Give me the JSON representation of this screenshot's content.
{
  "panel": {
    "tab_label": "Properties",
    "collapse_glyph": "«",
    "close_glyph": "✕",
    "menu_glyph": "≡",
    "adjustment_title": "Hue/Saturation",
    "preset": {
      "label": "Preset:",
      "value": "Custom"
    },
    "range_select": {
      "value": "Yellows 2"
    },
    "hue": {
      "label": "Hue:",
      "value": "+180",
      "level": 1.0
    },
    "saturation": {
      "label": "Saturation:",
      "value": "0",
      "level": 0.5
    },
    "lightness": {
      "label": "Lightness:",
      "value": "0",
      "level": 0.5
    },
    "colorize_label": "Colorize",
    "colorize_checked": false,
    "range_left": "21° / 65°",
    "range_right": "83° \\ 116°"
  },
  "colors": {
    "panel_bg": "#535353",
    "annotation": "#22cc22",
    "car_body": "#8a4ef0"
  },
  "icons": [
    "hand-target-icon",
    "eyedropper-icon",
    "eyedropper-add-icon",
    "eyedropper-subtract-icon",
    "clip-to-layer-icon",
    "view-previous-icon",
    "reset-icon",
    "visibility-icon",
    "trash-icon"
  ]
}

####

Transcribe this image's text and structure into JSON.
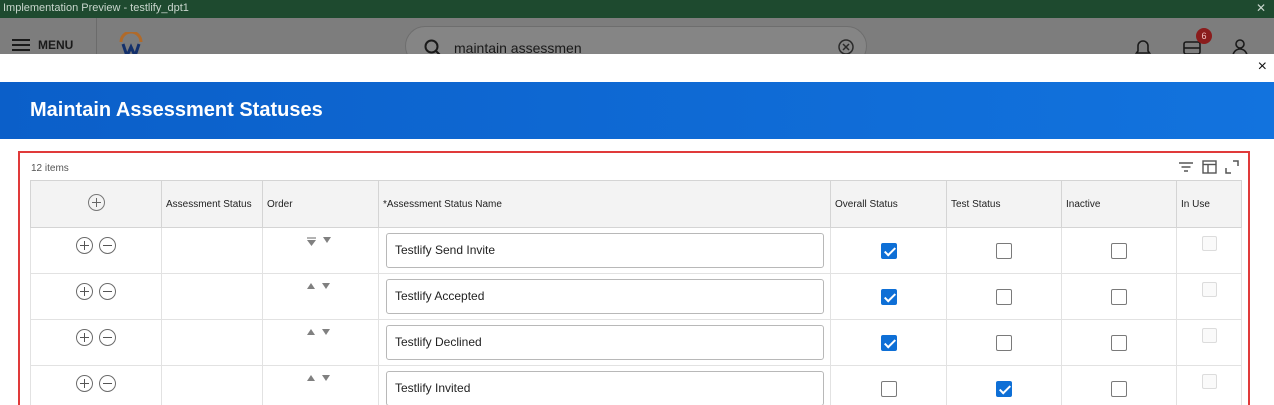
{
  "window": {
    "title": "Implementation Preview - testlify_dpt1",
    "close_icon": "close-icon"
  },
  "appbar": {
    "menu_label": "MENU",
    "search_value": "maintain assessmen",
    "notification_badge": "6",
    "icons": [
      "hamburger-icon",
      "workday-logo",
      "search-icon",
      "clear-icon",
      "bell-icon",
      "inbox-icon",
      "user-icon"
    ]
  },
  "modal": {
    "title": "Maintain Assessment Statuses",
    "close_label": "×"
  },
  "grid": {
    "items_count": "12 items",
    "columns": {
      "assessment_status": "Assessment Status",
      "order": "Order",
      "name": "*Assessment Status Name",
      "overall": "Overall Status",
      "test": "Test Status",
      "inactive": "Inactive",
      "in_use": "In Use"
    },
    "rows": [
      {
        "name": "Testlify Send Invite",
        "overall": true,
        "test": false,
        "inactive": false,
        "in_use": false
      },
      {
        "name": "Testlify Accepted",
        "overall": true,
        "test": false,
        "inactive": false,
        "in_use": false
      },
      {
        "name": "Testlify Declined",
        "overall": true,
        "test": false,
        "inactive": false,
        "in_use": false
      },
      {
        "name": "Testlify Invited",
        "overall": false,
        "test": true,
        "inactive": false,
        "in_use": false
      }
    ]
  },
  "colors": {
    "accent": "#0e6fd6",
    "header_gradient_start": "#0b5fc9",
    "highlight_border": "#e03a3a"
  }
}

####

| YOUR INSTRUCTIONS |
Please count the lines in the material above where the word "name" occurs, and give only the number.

| WRITTEN RESPONSE |
5